When he explains to her that he is interested primarily and firstly in the spirit of the person, gender occupying a secondary priority, she is amused and scoffs in disbelief, unable to take him seriously and acknowledging her inability to, with all frankness. This candor of tone keeps the film confidently striding even when it seems to trip on a repetitive clutch of ideas, circling over the same ground for too long. Nick’s porn cartoon art intersperses the chapter breaks with a note of distinctive sexual playfulness.
Poorna Jagannathan and Casey Thomas Brown, playing the sole two characters in a continually shifting, reconciliatory, and fractious dialogue, have a believable dynamic and Brown especially brings in copious ease and a lovely sense of self-belief. The sexual tension and pertness that he imbues the scenes with is a delight while pushing transgressively against all supposedly permissible structures of kinship that Priya and Nick are connected by. Jagannathan excellently underplays a crucial scene that has her revisiting and compelled to address an enormity of what she describes as the ‘nerve endings of trauma’.
At its heart, Griffiths’ film is about all the baggage that we carry, knowingly or inadvertently, from parents, our past, things that we thought we had dealt with and resolved but threaten a resurfacing at a passing trigger. Griffiths emphasizes the sheer harrowing nature of the process of confrontation and acknowledgement critical to a healthy recovery.
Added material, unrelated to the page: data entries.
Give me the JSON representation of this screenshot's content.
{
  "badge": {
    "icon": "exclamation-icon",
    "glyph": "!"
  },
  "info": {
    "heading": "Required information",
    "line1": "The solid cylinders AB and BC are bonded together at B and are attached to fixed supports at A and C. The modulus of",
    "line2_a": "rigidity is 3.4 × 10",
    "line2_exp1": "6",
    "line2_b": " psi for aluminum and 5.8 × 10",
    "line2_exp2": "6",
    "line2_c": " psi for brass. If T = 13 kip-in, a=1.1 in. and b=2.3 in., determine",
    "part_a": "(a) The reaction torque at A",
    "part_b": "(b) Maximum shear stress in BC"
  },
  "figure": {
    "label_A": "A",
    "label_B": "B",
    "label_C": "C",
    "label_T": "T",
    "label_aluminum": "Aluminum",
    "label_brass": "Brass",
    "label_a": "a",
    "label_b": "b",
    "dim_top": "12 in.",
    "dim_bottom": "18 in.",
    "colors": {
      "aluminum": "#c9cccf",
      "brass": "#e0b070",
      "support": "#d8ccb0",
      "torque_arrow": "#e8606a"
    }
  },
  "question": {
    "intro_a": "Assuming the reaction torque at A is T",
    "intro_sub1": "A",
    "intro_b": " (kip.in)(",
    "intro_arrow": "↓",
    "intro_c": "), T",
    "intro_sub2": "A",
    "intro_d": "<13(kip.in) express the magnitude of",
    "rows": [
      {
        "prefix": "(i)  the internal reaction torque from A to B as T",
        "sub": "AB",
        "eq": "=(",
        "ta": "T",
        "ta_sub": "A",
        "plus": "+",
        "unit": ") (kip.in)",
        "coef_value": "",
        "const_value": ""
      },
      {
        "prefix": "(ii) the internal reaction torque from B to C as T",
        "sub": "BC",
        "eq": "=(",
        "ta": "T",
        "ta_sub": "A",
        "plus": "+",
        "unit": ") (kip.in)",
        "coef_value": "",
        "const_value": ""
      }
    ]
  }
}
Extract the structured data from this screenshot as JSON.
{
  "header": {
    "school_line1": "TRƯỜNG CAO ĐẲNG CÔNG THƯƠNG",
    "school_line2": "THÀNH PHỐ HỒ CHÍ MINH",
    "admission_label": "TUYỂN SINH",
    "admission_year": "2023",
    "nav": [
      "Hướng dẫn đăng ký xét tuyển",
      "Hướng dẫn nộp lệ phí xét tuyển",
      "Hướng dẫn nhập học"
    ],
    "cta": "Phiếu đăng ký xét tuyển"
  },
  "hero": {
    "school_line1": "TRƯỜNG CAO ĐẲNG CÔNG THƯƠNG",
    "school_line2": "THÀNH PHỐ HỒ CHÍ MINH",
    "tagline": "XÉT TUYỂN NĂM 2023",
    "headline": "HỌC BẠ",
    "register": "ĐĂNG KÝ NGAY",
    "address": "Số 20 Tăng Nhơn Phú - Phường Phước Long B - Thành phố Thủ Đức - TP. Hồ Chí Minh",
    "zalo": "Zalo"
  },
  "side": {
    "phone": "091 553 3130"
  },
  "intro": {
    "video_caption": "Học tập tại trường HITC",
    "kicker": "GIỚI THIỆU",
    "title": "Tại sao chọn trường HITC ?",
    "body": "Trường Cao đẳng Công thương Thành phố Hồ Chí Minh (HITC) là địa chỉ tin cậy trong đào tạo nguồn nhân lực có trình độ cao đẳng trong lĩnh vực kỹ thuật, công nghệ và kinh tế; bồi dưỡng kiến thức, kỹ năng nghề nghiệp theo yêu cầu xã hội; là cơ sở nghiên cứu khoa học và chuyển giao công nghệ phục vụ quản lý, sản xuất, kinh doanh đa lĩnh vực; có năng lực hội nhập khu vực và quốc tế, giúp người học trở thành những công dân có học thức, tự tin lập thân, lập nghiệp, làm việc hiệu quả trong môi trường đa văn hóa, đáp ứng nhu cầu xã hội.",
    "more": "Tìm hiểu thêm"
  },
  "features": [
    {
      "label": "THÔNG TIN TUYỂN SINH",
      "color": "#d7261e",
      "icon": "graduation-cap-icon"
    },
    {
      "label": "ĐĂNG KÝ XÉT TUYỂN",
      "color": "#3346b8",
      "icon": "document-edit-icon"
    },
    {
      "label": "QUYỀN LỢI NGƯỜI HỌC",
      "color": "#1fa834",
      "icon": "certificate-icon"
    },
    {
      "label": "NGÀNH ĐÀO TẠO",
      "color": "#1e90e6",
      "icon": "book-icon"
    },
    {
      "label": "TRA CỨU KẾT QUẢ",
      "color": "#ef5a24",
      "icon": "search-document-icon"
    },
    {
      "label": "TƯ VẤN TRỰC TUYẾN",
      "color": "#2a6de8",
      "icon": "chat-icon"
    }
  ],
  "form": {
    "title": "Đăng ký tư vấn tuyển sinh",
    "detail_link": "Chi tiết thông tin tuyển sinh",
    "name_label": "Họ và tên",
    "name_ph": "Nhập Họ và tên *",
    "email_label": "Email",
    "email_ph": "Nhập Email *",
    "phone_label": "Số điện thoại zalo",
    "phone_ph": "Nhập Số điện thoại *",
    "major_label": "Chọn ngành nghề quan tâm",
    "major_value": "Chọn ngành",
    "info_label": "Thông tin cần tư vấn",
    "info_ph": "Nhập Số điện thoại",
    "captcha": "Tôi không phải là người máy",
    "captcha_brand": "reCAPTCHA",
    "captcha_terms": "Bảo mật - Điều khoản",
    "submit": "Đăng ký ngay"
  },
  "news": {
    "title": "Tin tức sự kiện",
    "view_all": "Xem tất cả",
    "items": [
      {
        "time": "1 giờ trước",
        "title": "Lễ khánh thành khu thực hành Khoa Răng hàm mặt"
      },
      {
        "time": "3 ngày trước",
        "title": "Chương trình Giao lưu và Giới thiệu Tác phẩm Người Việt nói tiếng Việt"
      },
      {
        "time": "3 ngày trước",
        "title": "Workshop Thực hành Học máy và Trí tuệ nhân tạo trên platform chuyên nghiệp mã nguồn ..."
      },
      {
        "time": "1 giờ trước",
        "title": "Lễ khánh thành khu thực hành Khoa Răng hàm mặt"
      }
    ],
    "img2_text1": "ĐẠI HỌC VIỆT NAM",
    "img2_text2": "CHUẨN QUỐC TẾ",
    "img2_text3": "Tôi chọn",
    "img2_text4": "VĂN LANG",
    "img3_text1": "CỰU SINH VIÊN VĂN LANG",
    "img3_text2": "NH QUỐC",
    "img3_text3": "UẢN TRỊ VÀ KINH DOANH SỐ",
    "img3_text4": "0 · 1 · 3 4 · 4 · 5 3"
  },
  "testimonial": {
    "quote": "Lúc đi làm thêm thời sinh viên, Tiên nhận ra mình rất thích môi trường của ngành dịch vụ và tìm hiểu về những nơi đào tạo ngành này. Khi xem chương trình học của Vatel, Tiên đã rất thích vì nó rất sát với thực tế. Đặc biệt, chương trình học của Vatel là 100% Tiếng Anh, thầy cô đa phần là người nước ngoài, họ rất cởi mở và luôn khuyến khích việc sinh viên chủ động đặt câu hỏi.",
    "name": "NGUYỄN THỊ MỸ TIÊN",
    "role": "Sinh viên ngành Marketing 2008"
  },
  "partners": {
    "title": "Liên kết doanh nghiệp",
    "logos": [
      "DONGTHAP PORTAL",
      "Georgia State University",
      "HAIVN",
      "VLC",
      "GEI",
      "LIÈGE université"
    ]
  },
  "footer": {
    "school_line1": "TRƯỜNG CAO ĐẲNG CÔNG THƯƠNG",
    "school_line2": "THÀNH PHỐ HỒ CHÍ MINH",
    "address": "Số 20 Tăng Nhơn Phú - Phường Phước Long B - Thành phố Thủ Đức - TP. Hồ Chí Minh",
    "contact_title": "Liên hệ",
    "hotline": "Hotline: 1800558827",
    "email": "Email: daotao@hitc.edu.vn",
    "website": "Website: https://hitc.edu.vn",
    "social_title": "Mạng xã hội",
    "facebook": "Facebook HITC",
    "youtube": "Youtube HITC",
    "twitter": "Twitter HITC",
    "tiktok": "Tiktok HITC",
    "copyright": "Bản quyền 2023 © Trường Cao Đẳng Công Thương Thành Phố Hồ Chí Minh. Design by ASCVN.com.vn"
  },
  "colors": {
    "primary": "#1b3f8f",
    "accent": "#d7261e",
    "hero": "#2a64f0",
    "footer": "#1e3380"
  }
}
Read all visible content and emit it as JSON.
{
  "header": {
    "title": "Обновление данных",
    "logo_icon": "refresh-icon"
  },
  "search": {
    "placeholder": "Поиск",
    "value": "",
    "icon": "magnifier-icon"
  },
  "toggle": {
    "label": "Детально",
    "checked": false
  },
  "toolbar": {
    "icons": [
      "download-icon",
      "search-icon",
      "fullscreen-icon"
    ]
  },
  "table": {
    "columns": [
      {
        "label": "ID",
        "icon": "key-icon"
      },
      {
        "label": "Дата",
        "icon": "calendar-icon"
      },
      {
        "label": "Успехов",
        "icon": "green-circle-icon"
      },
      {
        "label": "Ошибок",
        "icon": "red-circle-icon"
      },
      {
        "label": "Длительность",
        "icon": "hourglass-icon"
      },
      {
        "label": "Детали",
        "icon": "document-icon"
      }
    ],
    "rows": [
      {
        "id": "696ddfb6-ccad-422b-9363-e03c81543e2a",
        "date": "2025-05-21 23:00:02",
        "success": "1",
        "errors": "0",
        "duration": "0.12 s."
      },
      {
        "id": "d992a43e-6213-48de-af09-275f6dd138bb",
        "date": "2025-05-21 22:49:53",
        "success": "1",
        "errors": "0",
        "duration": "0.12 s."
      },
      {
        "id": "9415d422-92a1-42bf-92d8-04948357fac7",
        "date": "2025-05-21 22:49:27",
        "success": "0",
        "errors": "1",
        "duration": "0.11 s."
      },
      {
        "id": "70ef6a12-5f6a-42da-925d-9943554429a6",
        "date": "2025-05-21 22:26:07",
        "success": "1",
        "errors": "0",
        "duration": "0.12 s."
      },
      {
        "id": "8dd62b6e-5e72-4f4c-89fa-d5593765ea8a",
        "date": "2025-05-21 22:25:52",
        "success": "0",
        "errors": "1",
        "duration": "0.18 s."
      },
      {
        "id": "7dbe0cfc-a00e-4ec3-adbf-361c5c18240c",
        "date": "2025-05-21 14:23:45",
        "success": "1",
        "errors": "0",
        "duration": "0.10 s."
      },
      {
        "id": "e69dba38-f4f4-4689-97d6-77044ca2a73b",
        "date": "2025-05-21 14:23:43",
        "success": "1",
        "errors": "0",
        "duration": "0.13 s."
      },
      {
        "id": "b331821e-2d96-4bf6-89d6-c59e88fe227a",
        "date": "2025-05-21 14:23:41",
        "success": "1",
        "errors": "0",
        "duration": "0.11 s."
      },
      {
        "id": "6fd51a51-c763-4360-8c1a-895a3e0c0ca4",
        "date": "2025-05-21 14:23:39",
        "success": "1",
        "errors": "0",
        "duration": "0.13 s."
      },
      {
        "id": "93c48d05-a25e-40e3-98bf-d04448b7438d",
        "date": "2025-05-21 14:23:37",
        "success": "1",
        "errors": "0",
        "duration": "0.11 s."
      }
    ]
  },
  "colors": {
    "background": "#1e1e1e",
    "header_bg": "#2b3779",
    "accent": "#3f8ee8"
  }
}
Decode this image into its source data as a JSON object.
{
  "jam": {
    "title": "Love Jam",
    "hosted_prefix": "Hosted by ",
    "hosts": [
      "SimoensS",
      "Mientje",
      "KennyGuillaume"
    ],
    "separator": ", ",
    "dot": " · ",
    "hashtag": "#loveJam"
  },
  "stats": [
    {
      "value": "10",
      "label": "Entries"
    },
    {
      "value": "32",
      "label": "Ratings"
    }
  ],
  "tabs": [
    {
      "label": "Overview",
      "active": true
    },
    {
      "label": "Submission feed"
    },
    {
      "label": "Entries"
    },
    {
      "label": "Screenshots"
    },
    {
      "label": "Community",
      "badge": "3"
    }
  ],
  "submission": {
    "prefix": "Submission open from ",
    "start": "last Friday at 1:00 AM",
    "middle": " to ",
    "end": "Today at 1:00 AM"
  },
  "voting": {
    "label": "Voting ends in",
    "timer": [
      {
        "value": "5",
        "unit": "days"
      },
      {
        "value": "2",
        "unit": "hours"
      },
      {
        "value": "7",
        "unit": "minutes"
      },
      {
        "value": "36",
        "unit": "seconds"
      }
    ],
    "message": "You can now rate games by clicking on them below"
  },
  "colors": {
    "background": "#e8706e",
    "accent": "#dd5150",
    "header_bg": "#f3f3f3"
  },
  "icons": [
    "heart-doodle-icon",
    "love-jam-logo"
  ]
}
Priya, who describes herself as being cogitating always, yearns for living the world and engaging with it which Nick does in the most unapologetic, brash and gleefully open manner. But she is too trapped in her guardedness about searching within her history the uncomfortable links between pain and pleasure. This is where the film seeks to promise delving into but becomes stunted in the rushed final scenes. I wish Griffiths picks this strand up and pushes the boundaries of her exploration even further and defiantly in her next project.